Recruitment efforts remain active for primary care, mental health professionals
Merritt Hawkins’ 2018 Review of Physician and Advanced Practitioner Recruiting Incentives found that for the 12th straight year, family physicians are the most requested recruiting assignments, which shows hospitals, medical groups and other healthcare settings are increasingly seeking primary care help.
The second highest in demand recruitment assignments are psychiatrists for the third consecutive year, which shows the “severe shortage of mental health professionals nationwide,” Merritt Hawkins said.
Though primary care remains the most in demand, recruitment activity has picked up for medical specialists over the past three years, according to the paper.
The Merritt Hawkins report showed an increase in recruiting assignments across multiple areas, which highlights the shortages throughout healthcare. There was also an increased demand for nurse practitioners and physician assistants. Search assignments for NPs and PAs topped any one-year period since the review began 25 years ago. That echoes a recent Health Affairs study that found NPs made up about 25% of the provider workforce in rural areas and 23% in nonrural areas in 2016, up steadily from the rates in 2008.
These increases show that health organizations are looking more to NPs and PAs to deliver care and fill in primary care gaps connected to both physician shortages and the move to a team-based care approach.
The increase in medical specialist recruitment also points to the need for physicians to tackle more complicated health issues. “This trend is being driven by both population aging and by the growing prevalence of lifestyle and socially derived medical conditions commonly treated by specialists, such as obesity, diabetes, drug addiction, mental health and others,” Merritt Hawkins said.
The report found that invasive cardiologists topped the list for highest average starting physician salaries ($590,000) with orthopedic surgeons second ($533,000). Meanwhile, family medicine physicians finished at $241,000, which was well below the top specialties but was still the highest amount recorded for primary care in the review. There was also an all-time high for physician signing bonuses, which averaged $33,707.

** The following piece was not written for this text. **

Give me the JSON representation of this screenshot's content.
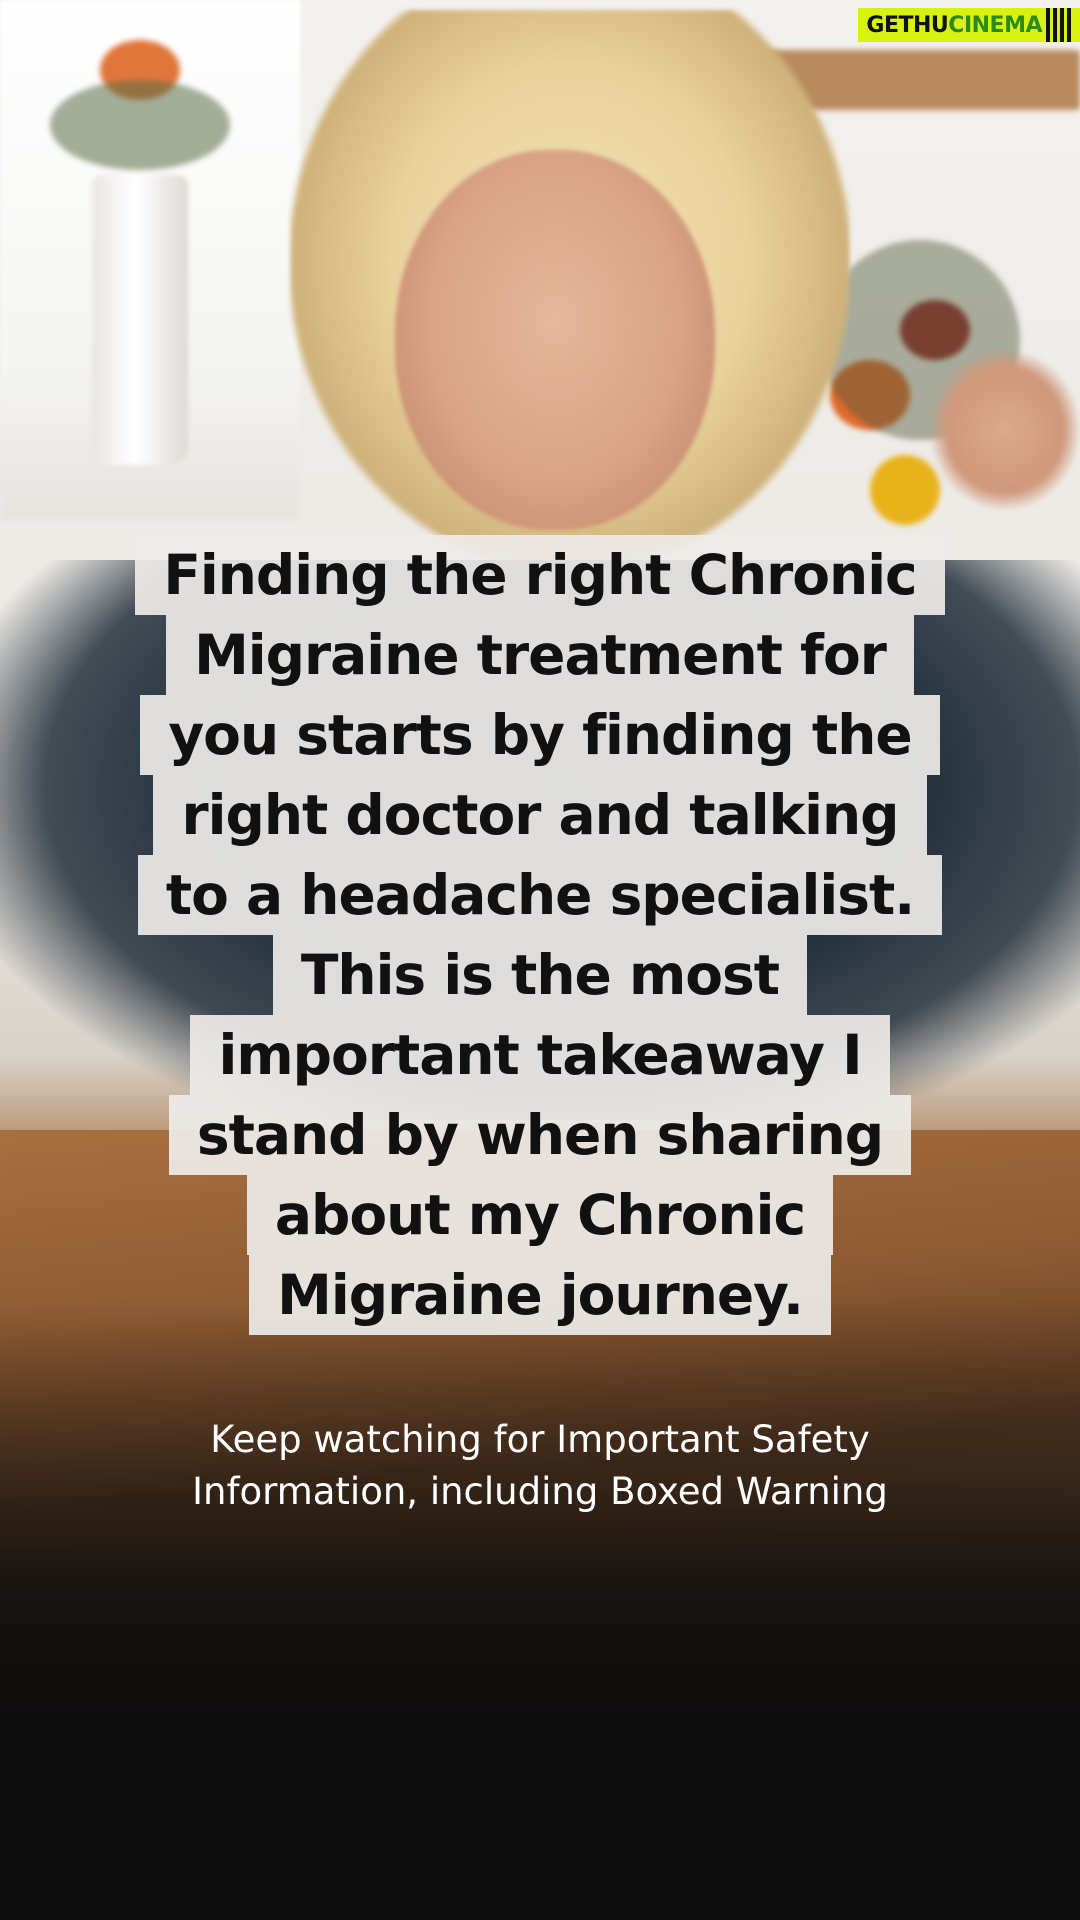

Concerning payment structure, Merritt Hawkins found that less than 10% of total physician compensation deals with quality, despite the greater push for value-based care. This shows healthcare still has a long way to go on risk-based contracting.
Physician employment continues to become more of the norm. More than 90% of Merritt Hawkins’ search assignments were for employed practice settings. More complex payment structures involving multiple insurers have led many physicians to shy away from independent practices in favor of a hospital setting with fewer administrative tasks.
Most of the recruiting assignments in 2018 were for metro areas, with 62% for communities of 100,000 or more people. Merritt Hawkins said this is an all-time high and reflects “rising demand for medical specialists who tend to practice in larger communities.”
Meanwhile, healthcare continues to drive the U.S. economy. The Bureau of Labor Statistics said this month that healthcare has added 318,000 jobs over the past year. There were 29,000 jobs added in May, including in ambulatory care services, which increased by 18,000 jobs in a month, and hospitals, which increased by more than 6,000 positions.